Having a disinterested, apathetic board is a problem in some buildings, though a board that oversteps the boundaries of its power or invades the privacy of residents also can cause hassles. But an informed board should be less apt to go beyond its authority and less likely to cause trouble for the community, due to having an informed perspective.
All residents of co-ops and condos should know about the legal and ethical boundaries under which boards operate, since understanding those parameters will help board members to know when to exercise caution, consult their professionals, and more. Not comprehending the limits of the board’s power, though, can lead to troubles, and even unnecessary lawsuits. Generally speaking, a co-op board is the governing body of a corporate entity which owns the property and is landlord. A condo board is in charge of management of common areas of the building, like hallways and recreational areas.
The extent of a board’s fiduciary duty is laid out in individual New England state’s laws, and all New England dwelling board members should check their respective state laws for specific details on requirements. Section 11 Chapter 183A of the Massachusetts General Law Chapter lists board requirements, Steven Reilly Jr., an attorney with Springfield, Massachusetts-based Reilly Associates, explains.
“[Board powers] are set forth either in the statute Chapter 183A or under the constituent documents of a condominium. Chapter 183A sets a general framework and the details are usually contained in the condo documents,” he explains.

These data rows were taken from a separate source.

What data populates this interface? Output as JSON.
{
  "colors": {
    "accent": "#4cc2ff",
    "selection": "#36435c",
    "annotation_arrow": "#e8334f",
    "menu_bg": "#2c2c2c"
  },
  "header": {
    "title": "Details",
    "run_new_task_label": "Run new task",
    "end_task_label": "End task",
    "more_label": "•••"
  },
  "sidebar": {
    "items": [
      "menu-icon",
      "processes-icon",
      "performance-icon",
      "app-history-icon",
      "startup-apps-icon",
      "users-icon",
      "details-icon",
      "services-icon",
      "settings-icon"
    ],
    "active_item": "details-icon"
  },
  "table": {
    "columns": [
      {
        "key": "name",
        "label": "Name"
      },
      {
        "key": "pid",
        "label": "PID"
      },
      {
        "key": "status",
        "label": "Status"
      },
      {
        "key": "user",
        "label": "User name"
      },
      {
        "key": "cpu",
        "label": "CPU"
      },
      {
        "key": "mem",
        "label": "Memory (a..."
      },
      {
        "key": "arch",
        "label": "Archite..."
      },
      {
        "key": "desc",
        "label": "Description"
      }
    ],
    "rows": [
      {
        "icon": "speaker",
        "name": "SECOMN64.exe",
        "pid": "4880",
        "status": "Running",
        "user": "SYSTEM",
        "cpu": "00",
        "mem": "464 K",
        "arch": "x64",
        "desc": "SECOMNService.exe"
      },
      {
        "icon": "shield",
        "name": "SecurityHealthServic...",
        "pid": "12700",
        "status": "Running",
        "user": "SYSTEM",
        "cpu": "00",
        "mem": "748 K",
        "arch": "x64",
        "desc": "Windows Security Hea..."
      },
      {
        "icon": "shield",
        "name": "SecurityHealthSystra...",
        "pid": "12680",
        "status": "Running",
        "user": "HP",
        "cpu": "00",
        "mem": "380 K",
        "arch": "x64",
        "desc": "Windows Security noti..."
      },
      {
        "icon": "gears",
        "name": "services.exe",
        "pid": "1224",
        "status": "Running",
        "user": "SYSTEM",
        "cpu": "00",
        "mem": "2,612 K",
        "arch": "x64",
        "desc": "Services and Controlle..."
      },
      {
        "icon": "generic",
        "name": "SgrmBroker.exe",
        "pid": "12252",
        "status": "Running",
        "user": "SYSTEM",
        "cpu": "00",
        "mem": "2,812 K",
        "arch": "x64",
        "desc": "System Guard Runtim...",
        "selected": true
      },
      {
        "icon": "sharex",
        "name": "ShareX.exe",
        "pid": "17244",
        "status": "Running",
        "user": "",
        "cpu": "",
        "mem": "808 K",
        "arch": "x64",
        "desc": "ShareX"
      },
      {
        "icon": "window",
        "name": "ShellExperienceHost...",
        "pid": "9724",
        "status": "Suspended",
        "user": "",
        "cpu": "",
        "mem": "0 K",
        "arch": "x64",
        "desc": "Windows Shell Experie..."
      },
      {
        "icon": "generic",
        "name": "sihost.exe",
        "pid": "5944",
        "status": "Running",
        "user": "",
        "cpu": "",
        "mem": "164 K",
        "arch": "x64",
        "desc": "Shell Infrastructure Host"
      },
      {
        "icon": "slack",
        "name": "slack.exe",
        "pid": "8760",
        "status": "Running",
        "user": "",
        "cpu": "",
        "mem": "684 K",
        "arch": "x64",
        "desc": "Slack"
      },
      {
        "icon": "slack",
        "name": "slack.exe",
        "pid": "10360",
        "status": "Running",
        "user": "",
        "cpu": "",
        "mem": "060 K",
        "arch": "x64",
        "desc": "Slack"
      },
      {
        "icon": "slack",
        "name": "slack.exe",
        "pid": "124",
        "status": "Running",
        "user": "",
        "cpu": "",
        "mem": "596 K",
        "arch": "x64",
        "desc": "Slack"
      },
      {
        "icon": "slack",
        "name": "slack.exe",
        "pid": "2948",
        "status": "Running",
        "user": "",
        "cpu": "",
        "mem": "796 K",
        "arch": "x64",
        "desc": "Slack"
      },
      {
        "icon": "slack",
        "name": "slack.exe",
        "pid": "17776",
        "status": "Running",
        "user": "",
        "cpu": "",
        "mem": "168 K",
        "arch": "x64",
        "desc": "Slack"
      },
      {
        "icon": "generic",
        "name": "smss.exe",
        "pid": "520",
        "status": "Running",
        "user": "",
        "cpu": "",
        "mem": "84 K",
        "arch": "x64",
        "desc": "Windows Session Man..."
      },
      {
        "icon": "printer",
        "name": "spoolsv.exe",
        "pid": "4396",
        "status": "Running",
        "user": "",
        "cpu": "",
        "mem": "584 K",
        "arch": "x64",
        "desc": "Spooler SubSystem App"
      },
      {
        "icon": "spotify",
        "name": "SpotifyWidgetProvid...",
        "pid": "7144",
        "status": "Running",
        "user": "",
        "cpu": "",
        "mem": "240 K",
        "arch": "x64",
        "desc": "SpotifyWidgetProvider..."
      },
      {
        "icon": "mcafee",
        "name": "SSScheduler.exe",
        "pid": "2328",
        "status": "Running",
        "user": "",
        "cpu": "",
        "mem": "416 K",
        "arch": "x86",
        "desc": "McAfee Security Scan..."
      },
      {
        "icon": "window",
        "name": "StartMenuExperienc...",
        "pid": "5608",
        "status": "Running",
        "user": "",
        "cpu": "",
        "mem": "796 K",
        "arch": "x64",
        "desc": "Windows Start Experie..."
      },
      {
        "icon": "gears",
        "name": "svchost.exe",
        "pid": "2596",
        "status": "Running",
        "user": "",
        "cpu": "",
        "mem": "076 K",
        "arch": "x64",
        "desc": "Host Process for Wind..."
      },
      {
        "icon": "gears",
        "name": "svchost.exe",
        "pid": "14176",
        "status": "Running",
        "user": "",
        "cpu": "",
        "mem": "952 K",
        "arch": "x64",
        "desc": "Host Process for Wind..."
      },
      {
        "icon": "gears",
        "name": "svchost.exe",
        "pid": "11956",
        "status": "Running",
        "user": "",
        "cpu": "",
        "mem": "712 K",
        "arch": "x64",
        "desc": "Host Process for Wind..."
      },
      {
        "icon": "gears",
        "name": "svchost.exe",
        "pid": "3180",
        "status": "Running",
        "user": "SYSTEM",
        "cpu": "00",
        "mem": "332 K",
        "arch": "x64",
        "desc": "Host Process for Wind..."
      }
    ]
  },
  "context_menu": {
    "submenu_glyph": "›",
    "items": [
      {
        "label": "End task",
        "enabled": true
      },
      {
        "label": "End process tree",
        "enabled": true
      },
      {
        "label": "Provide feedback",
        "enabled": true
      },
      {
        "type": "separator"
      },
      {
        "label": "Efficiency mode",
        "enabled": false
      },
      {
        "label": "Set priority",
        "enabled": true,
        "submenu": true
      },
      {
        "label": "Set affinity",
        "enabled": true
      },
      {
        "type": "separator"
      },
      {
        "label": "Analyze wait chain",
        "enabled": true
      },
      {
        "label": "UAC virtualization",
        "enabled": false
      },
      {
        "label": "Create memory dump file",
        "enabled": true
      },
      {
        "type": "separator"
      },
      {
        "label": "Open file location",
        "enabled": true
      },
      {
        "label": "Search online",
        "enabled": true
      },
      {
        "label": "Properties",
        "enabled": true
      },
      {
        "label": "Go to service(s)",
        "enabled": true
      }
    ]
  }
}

Chapter 183A dictates that boards must maintain common areas and facilities, repairing and replacing when need be, enlist personnel, collect fees for common expenses, create a method of amending rules and regulations, and establish rules and requirements regarding how units and common areas and facilities are used and maintained.